My dinner will be ready in a bit. I’ll return to “slice of life” stuff next time, honest.



The first computer science teacher I had was called Mr Nicholls. He died young, as far as I remember – a few years after I left school. My memories of him are starting to fade. He played in a band, had a neatly trimmed ginger beard, and must have had the patience of a saint.

In a fairly early lesson, he told us about “bootstrapping” – the trick performed by a computer when you switch the power on. If you’ve never thought about it, he described it very well – imagine a pair of boots with loops on the heel. Those are bootstraps. Now imagine lifting yourself into the air by pulling on your own bootstraps – that’s exactly what a computer does when you switch it on – it pulls itself into the air, and begins running before it hits the ground.

I’m bootstrapping this blog – or rather, I’m bootstrapping my participation in this blog.

I’ve been “mailing it in” for far too long – posting words to anybody that might read them with little regard for who they might be, or the stories they might be telling.

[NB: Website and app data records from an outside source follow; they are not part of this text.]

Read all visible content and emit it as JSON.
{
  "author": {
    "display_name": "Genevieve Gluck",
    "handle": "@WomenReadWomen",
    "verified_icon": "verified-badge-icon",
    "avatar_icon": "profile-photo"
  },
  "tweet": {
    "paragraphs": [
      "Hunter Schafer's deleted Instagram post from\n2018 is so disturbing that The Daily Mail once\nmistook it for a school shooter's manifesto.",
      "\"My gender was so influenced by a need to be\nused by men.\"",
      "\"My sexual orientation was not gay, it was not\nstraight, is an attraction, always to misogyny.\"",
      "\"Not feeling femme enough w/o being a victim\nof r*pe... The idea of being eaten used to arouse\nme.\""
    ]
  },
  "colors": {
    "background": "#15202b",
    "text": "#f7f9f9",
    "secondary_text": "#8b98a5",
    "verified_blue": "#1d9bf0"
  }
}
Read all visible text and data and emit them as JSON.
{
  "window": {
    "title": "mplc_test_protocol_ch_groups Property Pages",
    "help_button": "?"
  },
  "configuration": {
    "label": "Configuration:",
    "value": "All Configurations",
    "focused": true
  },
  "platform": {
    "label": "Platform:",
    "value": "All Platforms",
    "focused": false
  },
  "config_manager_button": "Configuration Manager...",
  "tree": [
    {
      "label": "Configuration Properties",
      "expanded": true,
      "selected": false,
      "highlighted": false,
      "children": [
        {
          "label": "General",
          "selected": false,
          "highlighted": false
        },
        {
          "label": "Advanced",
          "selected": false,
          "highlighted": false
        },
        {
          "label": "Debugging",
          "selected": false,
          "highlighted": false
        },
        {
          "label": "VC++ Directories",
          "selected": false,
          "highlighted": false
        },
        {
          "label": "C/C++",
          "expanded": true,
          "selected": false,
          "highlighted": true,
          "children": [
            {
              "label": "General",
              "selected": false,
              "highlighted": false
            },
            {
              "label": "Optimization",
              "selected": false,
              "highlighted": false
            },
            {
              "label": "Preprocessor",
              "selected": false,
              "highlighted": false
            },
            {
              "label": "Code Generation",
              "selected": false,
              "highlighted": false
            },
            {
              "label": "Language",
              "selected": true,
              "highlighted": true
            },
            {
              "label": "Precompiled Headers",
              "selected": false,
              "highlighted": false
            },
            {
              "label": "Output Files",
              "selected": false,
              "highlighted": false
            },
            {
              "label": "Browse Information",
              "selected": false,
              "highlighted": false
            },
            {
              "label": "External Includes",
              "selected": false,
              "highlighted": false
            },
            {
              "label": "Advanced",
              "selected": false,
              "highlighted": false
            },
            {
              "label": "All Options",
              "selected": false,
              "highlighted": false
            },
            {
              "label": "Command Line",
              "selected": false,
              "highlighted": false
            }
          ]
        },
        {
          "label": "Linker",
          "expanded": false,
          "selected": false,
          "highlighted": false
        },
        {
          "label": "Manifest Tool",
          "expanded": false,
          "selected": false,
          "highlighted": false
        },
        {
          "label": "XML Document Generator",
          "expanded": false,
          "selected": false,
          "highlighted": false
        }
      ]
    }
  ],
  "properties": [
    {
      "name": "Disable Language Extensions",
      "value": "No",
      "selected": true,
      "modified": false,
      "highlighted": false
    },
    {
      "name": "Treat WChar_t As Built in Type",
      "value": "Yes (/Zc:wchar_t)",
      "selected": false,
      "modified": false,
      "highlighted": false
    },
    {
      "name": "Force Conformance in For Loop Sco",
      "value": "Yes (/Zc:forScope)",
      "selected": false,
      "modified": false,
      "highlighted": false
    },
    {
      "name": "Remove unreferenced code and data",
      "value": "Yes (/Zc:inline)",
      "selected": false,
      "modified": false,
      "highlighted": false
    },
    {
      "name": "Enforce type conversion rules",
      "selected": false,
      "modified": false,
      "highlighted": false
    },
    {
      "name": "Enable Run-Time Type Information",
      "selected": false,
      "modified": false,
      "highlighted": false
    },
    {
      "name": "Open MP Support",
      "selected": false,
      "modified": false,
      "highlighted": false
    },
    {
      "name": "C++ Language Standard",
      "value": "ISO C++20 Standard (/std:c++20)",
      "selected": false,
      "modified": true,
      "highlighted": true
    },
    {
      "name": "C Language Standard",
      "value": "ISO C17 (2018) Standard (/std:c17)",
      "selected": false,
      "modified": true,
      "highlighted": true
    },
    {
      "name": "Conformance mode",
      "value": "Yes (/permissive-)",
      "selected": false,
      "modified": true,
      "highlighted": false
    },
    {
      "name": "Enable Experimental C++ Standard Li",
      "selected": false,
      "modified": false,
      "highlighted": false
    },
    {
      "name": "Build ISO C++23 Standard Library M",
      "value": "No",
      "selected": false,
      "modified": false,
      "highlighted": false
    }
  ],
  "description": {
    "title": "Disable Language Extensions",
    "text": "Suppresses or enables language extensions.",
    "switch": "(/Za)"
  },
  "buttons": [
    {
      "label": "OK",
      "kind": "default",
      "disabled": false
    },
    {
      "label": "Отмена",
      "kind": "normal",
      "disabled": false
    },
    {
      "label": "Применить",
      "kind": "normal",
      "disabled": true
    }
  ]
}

It’s time for me to stop, and start returning a little of the goodwill I have received. Paying back, as well as forward.

I wasn’t always this way. In the sands of time – before children, work and chores took over my life I made some wonderful friends around the world. Back in the early days of “blogging” when we all had guestbooks, blogrolls, and such like, I forged unforgettable friendships. Some of those people are still out there. I think I might be the last that is still writing a regular journal for all to read. Some are gone. Some are dead.

It would be a tremendous shame not to embrace the unlikely friendships of those that cross my path, rather than glance at a statistic, or the bump on a graph.

I suppose this is really me saying “I’m coming back”. Returning to the fold. Making time to read, comment, like, follow, subscribe, and so on.

Is this a reaction to the “social internet” with its infinitely shallow pool of interest? Perhaps. Is it a recognition of those that continue to share their life in this most transient on mediums? Definitely.